■ **GOAL OF THE EXERCISE**
In the records below, find each line with the word "confirm" and copy it.

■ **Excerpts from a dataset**
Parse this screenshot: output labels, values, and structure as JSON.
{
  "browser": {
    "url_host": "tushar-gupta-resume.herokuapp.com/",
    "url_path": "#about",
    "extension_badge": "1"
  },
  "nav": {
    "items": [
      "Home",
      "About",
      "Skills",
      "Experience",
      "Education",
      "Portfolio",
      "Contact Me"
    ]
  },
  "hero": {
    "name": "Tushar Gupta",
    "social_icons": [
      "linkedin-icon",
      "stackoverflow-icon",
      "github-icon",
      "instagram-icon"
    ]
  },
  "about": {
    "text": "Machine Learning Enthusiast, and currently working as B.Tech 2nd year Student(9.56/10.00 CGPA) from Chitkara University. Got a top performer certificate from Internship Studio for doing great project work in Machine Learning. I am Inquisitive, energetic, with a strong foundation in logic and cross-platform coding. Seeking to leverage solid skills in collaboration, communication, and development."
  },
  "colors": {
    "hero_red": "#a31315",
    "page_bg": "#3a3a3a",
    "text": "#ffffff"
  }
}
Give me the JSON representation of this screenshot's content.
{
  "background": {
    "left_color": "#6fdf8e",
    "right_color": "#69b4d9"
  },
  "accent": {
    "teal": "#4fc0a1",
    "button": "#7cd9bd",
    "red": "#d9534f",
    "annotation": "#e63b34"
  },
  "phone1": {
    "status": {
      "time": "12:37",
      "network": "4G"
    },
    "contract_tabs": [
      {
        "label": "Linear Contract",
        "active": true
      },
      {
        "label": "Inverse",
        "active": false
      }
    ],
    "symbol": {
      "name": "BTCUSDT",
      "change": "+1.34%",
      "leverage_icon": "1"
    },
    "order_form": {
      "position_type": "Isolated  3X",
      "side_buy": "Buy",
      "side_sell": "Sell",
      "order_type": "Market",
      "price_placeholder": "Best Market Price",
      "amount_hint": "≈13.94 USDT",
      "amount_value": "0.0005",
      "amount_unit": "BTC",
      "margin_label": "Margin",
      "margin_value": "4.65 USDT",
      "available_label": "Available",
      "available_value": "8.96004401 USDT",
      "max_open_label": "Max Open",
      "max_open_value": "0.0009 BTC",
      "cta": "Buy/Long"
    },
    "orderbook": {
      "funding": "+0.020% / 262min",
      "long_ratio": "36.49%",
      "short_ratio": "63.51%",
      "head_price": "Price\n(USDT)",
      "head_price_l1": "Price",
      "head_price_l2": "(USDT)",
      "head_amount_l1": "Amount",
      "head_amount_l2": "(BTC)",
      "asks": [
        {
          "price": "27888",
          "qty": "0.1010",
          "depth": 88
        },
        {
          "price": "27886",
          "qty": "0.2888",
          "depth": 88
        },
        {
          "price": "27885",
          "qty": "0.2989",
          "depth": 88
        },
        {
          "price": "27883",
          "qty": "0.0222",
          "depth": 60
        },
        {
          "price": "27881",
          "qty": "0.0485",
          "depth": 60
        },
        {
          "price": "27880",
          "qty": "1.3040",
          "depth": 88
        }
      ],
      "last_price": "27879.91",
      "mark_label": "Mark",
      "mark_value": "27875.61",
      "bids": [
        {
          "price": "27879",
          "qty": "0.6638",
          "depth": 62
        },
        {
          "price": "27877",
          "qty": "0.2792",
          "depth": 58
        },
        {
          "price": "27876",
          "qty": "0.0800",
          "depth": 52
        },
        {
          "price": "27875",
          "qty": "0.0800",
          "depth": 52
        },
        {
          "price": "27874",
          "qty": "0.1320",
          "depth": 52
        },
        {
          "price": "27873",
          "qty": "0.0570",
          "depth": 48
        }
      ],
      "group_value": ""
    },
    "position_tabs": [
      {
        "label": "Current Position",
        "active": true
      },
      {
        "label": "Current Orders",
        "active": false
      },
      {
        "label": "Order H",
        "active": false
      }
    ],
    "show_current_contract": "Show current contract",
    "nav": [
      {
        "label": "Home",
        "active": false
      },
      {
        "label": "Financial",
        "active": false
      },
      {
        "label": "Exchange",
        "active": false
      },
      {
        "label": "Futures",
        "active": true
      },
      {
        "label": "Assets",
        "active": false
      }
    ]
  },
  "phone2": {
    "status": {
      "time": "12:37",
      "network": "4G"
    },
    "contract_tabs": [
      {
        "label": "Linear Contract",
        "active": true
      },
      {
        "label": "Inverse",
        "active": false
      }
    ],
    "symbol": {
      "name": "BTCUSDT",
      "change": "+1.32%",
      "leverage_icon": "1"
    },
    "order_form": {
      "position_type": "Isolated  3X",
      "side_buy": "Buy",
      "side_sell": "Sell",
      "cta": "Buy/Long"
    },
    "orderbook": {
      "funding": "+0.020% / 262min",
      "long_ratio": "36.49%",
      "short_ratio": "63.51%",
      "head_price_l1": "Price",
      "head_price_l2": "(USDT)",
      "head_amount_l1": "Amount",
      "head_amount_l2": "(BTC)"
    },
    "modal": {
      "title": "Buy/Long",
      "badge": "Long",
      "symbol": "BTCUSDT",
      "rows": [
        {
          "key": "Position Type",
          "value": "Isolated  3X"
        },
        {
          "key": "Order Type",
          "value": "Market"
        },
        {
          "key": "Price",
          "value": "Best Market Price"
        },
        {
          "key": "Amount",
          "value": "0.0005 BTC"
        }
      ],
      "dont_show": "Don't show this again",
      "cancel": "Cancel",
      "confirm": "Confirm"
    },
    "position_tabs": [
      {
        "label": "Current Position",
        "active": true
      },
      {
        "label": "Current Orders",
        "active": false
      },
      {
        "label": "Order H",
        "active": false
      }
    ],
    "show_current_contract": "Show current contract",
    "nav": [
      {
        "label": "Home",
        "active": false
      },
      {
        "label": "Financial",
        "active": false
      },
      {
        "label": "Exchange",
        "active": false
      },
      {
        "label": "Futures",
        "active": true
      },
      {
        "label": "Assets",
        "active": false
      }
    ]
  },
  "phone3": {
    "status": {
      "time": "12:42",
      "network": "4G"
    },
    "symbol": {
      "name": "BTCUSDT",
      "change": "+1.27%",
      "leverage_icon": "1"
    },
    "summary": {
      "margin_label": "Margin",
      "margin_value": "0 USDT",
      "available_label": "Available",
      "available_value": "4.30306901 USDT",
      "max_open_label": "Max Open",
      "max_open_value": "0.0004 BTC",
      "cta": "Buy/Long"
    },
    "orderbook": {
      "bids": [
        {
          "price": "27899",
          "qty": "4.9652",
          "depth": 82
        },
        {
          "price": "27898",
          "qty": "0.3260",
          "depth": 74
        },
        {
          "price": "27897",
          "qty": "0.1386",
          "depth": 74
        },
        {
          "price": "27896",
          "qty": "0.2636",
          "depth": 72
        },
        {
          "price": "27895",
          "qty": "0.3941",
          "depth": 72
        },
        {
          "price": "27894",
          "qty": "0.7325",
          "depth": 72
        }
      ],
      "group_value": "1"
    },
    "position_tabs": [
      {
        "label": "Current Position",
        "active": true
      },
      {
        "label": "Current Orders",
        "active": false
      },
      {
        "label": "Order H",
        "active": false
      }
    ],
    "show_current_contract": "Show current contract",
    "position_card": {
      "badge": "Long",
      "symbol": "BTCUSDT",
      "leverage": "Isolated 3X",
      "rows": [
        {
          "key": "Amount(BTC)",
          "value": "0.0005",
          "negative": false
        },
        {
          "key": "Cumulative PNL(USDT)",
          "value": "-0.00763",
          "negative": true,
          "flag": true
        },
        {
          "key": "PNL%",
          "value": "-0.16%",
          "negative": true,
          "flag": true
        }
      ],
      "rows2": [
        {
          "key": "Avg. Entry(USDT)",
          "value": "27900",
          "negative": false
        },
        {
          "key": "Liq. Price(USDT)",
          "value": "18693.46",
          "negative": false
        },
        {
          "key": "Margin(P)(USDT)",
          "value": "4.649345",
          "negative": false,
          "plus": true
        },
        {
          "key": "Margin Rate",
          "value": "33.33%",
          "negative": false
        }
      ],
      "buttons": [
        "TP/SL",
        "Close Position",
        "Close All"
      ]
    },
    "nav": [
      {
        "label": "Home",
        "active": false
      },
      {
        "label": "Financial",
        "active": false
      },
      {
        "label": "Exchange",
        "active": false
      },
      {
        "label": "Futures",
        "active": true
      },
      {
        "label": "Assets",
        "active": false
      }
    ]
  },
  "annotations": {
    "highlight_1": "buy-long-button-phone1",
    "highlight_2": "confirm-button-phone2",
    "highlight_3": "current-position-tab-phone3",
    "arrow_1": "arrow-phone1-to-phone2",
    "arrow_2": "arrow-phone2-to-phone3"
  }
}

■ **ANSWER FOR THIS EXERCISE**
      "confirm": "Confirm"
    "highlight_2": "confirm-button-phone2",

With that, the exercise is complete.